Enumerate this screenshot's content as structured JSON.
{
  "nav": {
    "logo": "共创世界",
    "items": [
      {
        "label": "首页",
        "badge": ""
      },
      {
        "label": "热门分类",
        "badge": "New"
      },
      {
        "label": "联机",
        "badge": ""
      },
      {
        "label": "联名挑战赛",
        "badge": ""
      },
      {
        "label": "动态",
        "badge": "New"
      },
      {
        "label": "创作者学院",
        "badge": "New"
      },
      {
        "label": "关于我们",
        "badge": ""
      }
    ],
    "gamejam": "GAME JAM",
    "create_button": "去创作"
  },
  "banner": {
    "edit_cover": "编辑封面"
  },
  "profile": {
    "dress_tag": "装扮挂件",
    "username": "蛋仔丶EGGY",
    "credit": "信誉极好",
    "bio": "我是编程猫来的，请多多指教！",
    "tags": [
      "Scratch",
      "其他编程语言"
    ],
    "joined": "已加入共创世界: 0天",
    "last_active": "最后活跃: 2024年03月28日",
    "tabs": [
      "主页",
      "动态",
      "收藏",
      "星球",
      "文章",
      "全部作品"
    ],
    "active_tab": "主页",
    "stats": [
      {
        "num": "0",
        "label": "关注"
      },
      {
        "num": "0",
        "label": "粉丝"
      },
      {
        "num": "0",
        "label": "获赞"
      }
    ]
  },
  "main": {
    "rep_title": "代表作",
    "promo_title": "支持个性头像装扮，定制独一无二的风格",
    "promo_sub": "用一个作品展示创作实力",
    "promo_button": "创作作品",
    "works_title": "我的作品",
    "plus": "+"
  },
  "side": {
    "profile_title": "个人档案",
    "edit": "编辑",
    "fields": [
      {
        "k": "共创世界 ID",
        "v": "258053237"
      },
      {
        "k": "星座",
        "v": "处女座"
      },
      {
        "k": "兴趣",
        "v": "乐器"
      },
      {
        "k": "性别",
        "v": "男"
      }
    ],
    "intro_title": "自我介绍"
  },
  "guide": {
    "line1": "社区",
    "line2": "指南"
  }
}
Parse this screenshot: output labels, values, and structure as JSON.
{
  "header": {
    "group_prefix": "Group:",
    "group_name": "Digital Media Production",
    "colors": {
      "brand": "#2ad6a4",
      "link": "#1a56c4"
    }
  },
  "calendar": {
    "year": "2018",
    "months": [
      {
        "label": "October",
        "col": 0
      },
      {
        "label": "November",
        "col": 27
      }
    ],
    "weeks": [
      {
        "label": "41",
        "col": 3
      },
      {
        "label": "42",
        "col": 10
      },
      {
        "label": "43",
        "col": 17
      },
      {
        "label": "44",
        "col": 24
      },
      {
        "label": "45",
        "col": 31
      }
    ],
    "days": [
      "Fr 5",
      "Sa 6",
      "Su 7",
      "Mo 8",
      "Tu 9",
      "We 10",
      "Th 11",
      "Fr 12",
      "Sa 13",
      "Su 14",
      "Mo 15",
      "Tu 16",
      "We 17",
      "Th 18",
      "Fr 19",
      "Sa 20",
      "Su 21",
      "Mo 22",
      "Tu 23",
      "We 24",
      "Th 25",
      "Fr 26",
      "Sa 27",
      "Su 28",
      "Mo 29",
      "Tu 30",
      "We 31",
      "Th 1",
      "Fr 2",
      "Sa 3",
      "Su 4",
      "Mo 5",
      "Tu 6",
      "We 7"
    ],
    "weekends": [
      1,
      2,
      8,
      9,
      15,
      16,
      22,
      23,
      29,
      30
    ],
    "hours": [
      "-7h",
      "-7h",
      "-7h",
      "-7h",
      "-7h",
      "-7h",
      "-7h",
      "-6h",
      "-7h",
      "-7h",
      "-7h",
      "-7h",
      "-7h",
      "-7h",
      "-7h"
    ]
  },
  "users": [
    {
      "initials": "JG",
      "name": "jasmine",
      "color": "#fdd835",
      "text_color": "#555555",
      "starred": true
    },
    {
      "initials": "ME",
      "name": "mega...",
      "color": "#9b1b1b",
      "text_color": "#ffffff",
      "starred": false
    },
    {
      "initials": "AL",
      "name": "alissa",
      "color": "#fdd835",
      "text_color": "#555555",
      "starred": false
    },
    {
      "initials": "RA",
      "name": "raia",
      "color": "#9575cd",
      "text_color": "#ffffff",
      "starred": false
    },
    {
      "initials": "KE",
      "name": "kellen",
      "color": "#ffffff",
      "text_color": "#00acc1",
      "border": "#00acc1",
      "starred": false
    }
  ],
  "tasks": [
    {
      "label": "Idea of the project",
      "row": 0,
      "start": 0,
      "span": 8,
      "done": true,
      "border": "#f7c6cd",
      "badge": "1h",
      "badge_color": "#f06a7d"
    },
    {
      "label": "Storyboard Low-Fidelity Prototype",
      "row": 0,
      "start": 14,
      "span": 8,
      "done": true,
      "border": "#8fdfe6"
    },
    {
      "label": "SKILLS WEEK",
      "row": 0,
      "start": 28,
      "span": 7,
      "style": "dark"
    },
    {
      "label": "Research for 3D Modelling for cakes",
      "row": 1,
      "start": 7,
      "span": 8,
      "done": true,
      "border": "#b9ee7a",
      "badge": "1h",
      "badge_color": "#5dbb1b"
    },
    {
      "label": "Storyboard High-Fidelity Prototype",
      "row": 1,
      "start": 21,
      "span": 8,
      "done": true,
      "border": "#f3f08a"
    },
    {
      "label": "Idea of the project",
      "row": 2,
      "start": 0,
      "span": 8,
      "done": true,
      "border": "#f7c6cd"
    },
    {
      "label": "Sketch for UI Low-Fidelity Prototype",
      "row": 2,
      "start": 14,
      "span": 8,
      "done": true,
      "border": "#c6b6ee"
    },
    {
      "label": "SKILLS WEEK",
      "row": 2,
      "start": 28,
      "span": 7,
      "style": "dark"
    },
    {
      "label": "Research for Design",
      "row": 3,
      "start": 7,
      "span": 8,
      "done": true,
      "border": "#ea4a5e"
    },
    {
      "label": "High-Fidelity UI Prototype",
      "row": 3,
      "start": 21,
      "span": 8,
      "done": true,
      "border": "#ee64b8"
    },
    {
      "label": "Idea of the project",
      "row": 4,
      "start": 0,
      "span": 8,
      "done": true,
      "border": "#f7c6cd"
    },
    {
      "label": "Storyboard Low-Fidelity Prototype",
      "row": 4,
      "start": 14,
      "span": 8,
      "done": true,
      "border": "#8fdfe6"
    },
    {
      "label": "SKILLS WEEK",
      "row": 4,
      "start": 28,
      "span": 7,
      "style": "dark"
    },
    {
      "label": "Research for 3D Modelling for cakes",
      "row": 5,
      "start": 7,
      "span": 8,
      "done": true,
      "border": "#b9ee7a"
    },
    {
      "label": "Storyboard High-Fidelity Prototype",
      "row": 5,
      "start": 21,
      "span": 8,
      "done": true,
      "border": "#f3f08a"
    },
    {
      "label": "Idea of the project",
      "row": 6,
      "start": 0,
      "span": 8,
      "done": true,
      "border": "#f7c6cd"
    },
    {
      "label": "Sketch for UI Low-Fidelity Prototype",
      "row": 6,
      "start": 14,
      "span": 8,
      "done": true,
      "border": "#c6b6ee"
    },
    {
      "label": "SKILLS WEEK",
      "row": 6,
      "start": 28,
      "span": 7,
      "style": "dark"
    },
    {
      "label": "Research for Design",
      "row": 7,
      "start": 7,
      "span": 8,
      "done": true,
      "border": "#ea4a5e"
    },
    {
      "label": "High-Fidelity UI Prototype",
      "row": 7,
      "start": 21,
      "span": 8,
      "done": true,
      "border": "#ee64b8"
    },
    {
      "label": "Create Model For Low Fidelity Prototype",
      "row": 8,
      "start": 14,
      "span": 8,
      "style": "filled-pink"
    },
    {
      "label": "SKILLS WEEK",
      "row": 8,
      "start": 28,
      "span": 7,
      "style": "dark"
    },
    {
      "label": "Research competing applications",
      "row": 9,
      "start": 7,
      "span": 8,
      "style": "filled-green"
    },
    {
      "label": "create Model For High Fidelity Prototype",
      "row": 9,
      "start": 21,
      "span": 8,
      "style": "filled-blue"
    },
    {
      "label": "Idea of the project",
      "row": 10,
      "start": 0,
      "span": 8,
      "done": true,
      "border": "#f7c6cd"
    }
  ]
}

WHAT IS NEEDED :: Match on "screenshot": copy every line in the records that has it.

SOLUTION FOR THIS EXERCISE ::
Enumerate this screenshot's content as structured JSON.
Parse this screenshot: output labels, values, and structure as JSON.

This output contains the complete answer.